| TRY IT |
Each time a line of the listing holds "Stocks", copy that line.

| DATASET CONTENT |
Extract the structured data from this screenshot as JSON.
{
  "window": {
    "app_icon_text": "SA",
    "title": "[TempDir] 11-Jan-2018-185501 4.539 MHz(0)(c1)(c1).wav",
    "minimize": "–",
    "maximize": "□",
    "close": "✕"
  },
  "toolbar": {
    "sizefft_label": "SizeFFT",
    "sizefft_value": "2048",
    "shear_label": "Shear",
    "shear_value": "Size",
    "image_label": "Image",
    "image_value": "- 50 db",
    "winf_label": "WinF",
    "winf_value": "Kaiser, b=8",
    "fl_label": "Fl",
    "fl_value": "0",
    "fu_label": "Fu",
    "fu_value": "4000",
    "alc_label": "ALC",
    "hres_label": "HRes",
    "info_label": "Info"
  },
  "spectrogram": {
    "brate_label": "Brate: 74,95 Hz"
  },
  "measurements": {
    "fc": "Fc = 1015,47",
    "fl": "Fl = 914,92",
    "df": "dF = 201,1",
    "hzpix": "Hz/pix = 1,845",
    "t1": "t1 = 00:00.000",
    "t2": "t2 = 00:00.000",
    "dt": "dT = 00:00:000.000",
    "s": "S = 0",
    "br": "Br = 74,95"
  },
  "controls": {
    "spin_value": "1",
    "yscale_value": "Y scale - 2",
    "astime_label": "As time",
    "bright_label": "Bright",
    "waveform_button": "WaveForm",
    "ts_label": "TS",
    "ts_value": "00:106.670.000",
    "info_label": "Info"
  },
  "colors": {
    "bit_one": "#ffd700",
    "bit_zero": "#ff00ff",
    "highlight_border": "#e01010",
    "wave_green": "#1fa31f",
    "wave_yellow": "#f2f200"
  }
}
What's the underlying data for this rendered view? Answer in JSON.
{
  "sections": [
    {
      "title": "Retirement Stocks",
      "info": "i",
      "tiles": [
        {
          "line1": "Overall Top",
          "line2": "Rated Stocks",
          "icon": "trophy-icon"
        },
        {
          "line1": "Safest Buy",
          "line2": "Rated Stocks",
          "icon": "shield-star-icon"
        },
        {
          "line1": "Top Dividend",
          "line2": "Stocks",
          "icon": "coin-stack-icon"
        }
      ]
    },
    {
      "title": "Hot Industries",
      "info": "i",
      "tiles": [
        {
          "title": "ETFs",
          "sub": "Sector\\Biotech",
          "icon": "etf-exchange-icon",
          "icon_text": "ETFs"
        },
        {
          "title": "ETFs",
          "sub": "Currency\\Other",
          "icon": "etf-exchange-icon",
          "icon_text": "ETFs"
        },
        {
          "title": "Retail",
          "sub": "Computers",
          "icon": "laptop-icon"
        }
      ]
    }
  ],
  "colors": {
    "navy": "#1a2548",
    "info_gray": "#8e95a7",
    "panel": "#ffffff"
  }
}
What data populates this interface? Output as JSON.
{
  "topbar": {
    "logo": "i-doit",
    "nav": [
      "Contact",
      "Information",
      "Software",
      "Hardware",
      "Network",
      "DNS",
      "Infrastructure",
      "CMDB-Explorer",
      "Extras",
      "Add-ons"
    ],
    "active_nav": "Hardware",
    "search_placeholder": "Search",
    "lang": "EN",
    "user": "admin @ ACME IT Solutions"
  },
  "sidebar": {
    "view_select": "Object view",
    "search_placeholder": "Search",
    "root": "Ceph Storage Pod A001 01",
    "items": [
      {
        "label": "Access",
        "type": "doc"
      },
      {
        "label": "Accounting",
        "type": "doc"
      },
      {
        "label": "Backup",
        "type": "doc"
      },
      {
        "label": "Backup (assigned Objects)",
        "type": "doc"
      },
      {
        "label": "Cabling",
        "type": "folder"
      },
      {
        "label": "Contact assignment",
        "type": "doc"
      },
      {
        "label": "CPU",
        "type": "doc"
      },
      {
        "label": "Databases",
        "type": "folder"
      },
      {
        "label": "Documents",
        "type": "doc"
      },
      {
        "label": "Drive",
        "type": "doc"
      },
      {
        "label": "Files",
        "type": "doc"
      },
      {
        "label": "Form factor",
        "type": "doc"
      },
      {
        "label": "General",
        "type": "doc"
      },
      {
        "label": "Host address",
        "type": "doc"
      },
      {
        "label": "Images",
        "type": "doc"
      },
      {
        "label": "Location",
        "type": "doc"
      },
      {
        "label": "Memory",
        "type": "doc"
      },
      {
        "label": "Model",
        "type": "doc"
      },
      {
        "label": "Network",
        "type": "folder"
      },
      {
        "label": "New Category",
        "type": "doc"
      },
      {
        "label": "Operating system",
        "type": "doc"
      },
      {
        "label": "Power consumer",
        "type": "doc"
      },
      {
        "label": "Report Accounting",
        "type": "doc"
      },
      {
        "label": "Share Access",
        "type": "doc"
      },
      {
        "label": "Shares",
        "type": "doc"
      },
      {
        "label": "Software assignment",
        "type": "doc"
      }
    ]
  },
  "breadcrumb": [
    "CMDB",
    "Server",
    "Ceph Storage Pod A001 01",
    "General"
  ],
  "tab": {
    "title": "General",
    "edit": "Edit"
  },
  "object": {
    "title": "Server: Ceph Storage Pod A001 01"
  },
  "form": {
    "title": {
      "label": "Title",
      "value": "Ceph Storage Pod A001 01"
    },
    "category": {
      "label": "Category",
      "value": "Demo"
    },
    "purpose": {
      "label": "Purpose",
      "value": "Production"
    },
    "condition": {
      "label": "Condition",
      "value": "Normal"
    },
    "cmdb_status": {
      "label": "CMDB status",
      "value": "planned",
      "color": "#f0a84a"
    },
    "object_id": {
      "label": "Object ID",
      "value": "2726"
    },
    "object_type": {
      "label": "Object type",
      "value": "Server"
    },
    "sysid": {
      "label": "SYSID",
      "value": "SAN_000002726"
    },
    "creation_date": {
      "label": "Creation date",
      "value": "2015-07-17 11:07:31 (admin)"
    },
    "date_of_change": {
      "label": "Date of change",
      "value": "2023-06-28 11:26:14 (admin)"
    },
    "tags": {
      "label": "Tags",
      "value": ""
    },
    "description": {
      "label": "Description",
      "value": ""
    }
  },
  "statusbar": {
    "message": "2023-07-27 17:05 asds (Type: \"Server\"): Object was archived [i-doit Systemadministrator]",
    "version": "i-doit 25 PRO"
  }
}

| FINISHED EXERCISE |
      "title": "Retirement Stocks",
          "line2": "Rated Stocks",
          "line2": "Rated Stocks",
          "line2": "Stocks",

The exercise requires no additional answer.